Rome Plows – Modern Methods and Classic Styles Collide


Melanie Wiesen


New Beer Release Post

Balanced in composition and defiant in spirit, our Italian Pilsner returns.

Rome Plows made a massive first impression this past winter when it bulldozed its way into Wye. A bit of mystery still shrouds the Italian Pilsner– a style considered by some as “holistic” and a “meditation of beers.”

“A Kind of Pils”

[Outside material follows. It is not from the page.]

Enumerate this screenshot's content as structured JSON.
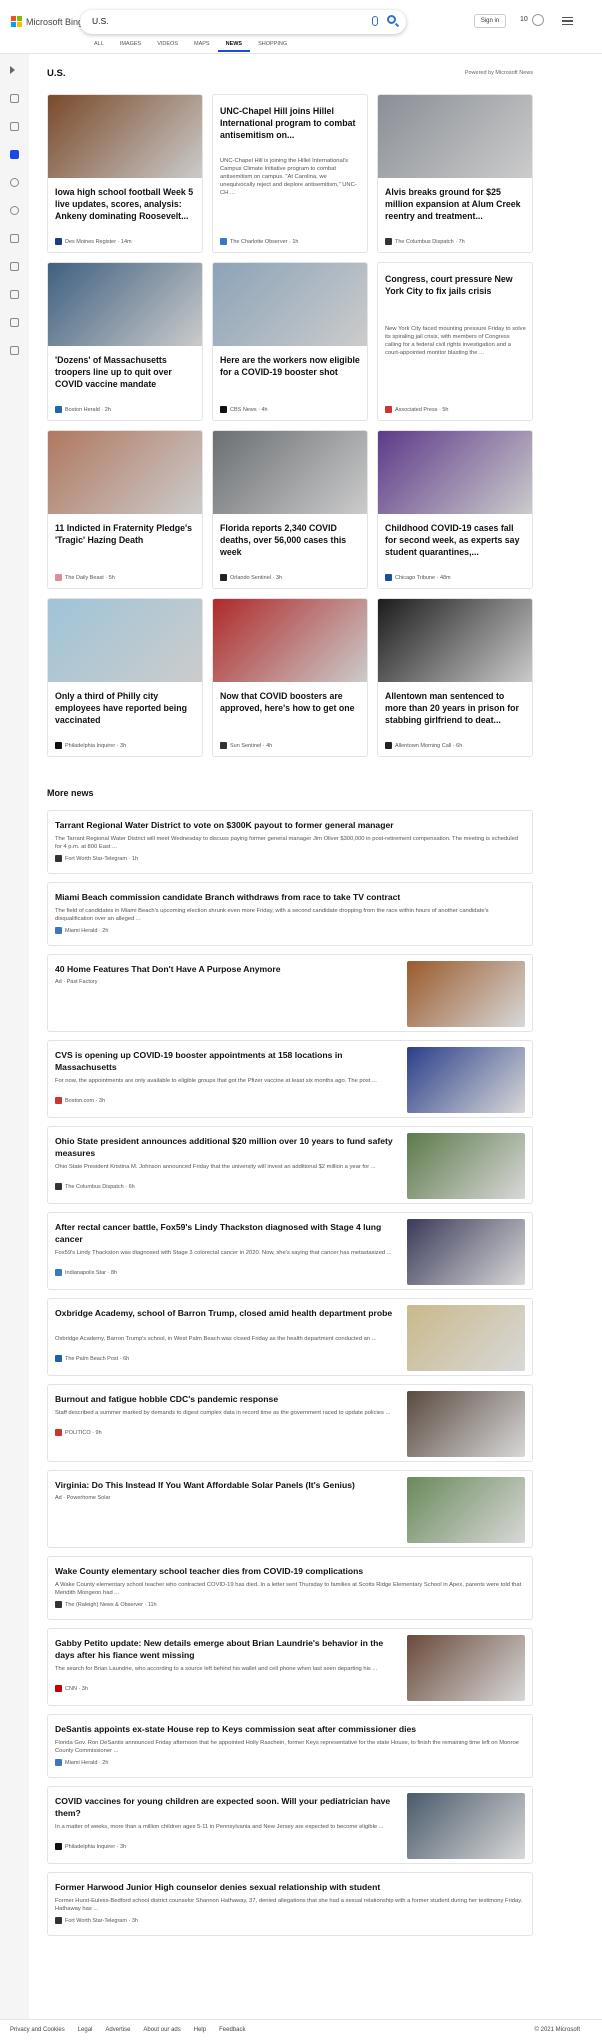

There are several types of pilsners, and many of them are attached to regions. The two most popular are Czech and German pilsners. The Czech pilsner originated out of Pilsen in the Czech Republic and is arguably the most influential beer style of all time. Clear gold in color with spicy hops and mild malt/bread flavors, it became the global blueprint for pilsners.

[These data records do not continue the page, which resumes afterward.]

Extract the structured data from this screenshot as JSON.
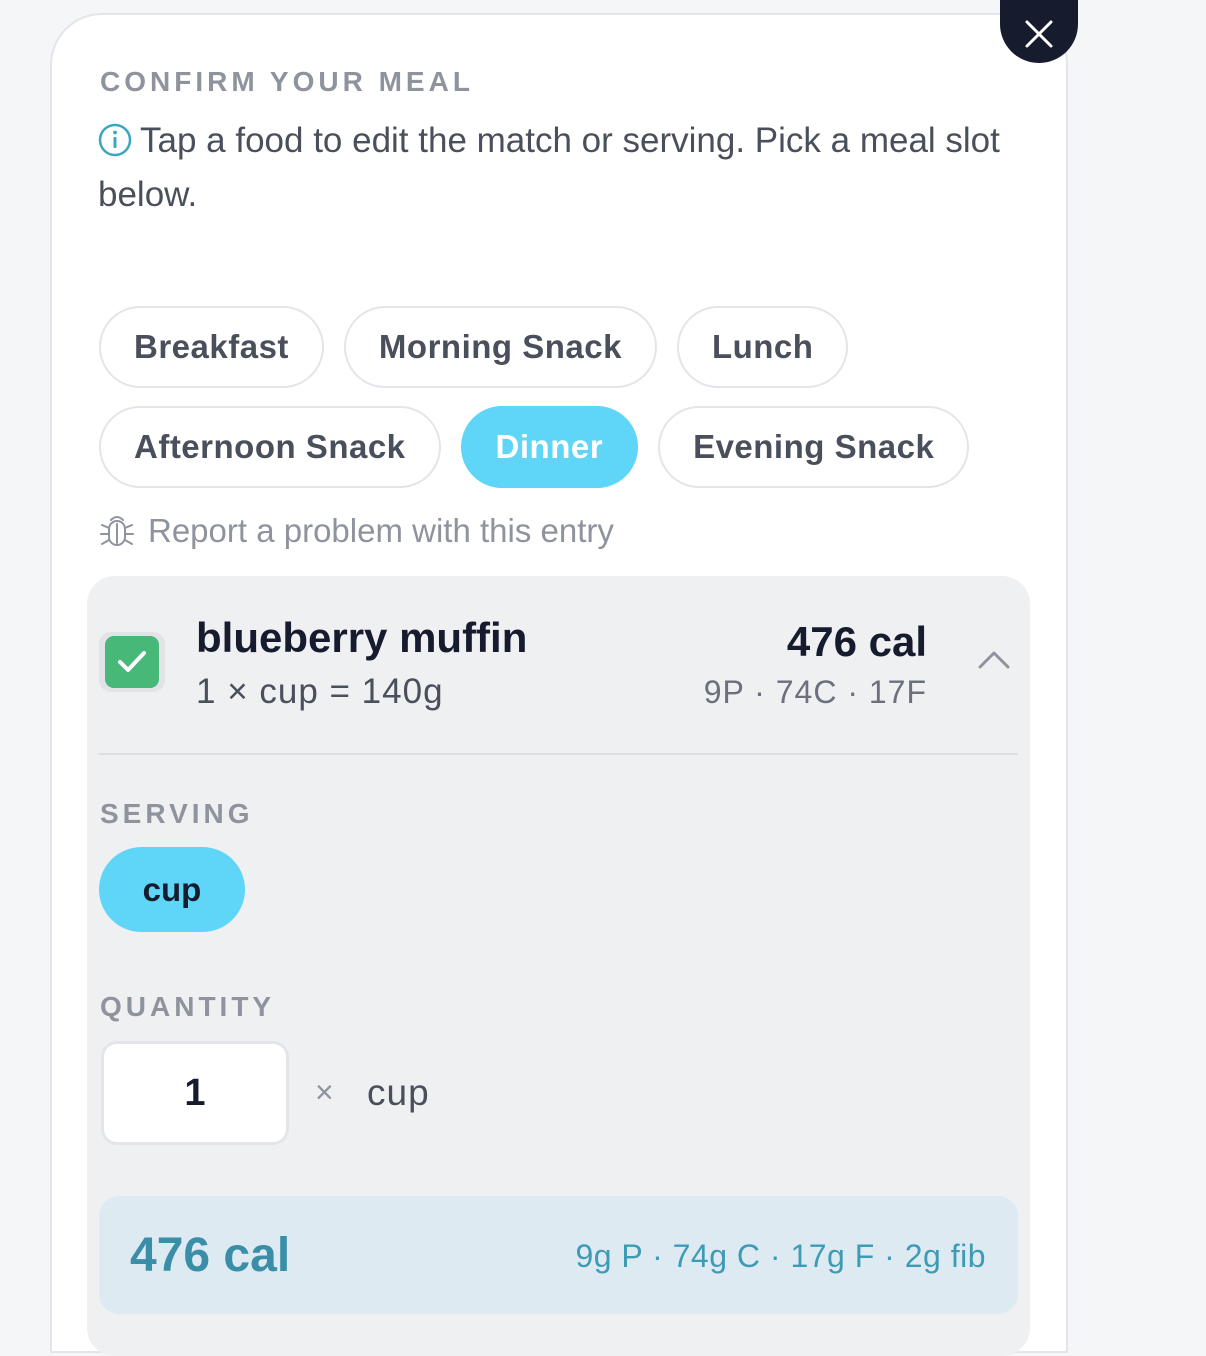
{
  "header": {
    "eyebrow": "CONFIRM YOUR MEAL",
    "helper_text": "Tap a food to edit the match or serving. Pick a meal slot below."
  },
  "meal_slots": {
    "selected": "Dinner",
    "items": [
      {
        "label": "Breakfast"
      },
      {
        "label": "Morning Snack"
      },
      {
        "label": "Lunch"
      },
      {
        "label": "Afternoon Snack"
      },
      {
        "label": "Dinner"
      },
      {
        "label": "Evening Snack"
      }
    ]
  },
  "report_link": "Report a problem with this entry",
  "food_item": {
    "name": "blueberry muffin",
    "serving_desc": "1 × cup = 140g",
    "calories": "476 cal",
    "macros": "9P · 74C · 17F",
    "checked": true,
    "serving_label": "SERVING",
    "serving_unit": "cup",
    "quantity_label": "QUANTITY",
    "quantity": "1",
    "times": "×",
    "quantity_unit": "cup",
    "summary_calories": "476 cal",
    "summary_macros": "9g P · 74g C · 17g F · 2g fib"
  },
  "colors": {
    "accent": "#5fd5f7",
    "check_green": "#48b878",
    "close_bg": "#161b2e",
    "summary_bg": "#deeaf1",
    "summary_text": "#3a8ea7"
  },
  "icons": [
    "close-icon",
    "info-icon",
    "bug-icon",
    "check-icon",
    "chevron-up-icon"
  ]
}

A German-style pilsner is drier with a light yellow color and veers more towards floral, herbal, hay flavors. Significantly less hoppy than a Czech-style pilsner, it leans into the German fondness for malt.

With its unique flavor and balance, the Italian-style pilsner exists in the interface of the Czech and German versions of the style.

A mere infant in the vast history of beer, the Italian pilsner was first brewed by Birrifico Italiano in Limido, Comasco, Italy in 1996. They created the world-famous Tipopils (Italian for “a kind of pils), and claimed it as the first dry-hopped pilsner ever.

Dry Spell

A paramount of this particular pilsner is the process of dry hopping– adding hops late in the brewing process. This creates a more aromatic hop presence. So, although the creation of an Italian pilsner involves a near IPA-level of hopping, the result is very subtly bitter. Delicately herbal and hoppy. It remains characteristically light and refreshing, as well.

To create Rome Plows, the brewers used Carolina Gold from Carolina Malt House– a flavorful pale base-malt that is rich in character (and one of our house favorites). They tactfully used Hallertauer Mittelfrüh, a classic and delicious German Noble hop. To dry hop, they called upon the very European-style American hop, Contessa (fittingly meaning ‘countess’ in Italian).

Flavor profiles of European hops lend the spicy/herby qualities that are coveted in an Italian pilsner. New-age American hops tend to be more fruit-forward, and the resulting flavor would be too overpowering in this style. Also, Contessa has a much much lower percentage of Alpha Acid (the main bittering component in hops) than the majority of American hops.  

Rome Plows represents the very best of what makes an Italian pilsner such a fascinating, balanced take on the most classic of styles. It’s delightfully light, with just a bit of bitterness. It is approachable, but complex. 

“Pick a side, pick a spot”

Nearly all of our beers are named for songs, albums or lyrics that are important to the brewers. Greg Winget, Director of Brewing Operations, said that musical motivation for naming Rome Plows was particularly important, and corresponds directly to the art on the beer’s label.

Rome Plows was derived from “Here Come the Rome Plows,” by early 90s post-hardcore band, Drive Like Jehu.

“There’s a really strong Anti-Imperialist message that we thought was really fun to juxtapose to Roman Empire imagery. So, that’s why the can has a bulldozer running over Roman statuary,” Greg said. “Rome plows were bulldozers that they used in Vietnam to blow down the jungle, so that Viet Cong couldn’t hide from them. They were 24-ton, tractor-sized bulldozers with a massive steel blade on the front that they would crash into the jungle in Vietnam and decimate the entire forest, just to scare out a few Vietnamese resistance fighters.”

To-go cans of Rome Plows will return to Wye Hill this Friday, and it will also be available on draft.